Although trace metals such as copper, zinc and cobalt play a pivotal role in human health, not much is known about how the body uses these elements. A better understanding of the role and influence of metals could lead to new biomarkers and diagnostic tests for metabolic disorders such as diabetes and nonalcoholic fatty liver disease (NAFLD), says UC Davis professor Marie Heffern, who specializes in bioinorganic chemistry.
The Hartwell Foundation awarded Heffern, an assistant professor in the College of Letters and Science’s Department of Chemistry, a 2018 Individual Biomedical Research Award to study metal micronutrient status as a biomarker and treatment target for obesity and metabolic disease. The award for innovative, early-stage, cutting-edge biomedical research with the potential to benefit children of the United States provides funding for $100,000 of direct cost per year for three years and designation as a Hartwell Investigator.
The Hartwell grant will support Heffern’s work on the role of metals in the endocrine system, a field of research she calls metalloendocrinology. “My hypothesis is that metal status might be an early indicator of metabolic disorders,” said Heffern. “For example, deficiencies in copper are linked to NAFLD in its early stages, when the disease is reversible.” In addition to basic biochemical research on trace metals, Heffern also plans to develop new analytical methods to examine metals in the body. “I’m excited to see what questions can be answered with better tools to measure these metals,” she said.

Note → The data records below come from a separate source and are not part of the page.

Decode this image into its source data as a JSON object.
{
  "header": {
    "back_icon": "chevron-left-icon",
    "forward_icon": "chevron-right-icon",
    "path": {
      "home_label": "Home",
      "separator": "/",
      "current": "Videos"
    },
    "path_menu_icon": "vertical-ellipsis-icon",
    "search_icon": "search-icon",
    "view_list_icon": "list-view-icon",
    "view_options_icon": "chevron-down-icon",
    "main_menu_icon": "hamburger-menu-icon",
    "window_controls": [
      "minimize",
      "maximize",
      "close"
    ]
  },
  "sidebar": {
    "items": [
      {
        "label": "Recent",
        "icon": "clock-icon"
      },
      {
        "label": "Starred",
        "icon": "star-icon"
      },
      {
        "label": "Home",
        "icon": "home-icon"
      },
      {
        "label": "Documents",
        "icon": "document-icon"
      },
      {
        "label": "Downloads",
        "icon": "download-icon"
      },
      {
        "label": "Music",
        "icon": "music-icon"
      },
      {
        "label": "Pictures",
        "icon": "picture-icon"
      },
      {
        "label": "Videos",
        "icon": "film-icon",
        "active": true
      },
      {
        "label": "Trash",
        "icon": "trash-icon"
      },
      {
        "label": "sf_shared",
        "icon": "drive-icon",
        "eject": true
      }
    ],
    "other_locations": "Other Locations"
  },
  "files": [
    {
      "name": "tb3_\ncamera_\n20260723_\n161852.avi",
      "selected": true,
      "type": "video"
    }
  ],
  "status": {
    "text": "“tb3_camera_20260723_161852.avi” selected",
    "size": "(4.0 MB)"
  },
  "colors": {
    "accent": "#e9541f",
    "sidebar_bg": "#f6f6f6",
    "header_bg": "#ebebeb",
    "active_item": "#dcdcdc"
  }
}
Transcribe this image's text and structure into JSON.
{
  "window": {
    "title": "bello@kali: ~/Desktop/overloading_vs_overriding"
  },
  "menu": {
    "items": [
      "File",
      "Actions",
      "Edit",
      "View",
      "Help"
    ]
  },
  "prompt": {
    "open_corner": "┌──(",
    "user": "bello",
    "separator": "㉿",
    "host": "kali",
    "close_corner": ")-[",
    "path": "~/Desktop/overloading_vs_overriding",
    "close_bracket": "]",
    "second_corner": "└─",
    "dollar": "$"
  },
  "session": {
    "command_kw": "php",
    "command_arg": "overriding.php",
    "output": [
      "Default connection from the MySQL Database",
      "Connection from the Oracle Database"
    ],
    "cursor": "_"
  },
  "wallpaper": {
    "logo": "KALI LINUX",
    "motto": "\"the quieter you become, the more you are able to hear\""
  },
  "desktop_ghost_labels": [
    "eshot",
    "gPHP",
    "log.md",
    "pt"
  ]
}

The Hartwell Foundation seeks to inspire innovation and achievement by offering individual researchers financial support to early-stage biomedical research that has not qualified for funding from traditional sources. Each year, the Hartwell Foundation invites its Top Ten Centers of Biomedical Research, and a limited number of other institutions, to participate in a competition for its Individual Biomedical Research Awards that includes other designated institutions eligible for limited participation. UC Davis has been invited to participate every year since 2008, and since 2011 the university has been designated a Hartwell Top Ten Center. Since 2008, a total of 10 UC Davis researchers have received Hartwell awards.
In addition, by having a UC Davis faculty member win a Hartwell award, the university also qualified to receive a Hartwell Fellowship to fund a postdoctoral researcher for specialized training in biomedical research. The fellowship provides $50,000 direct cost per year for two years.
— Becky Oskin, content strategist in the UC Davis College of Letters and Science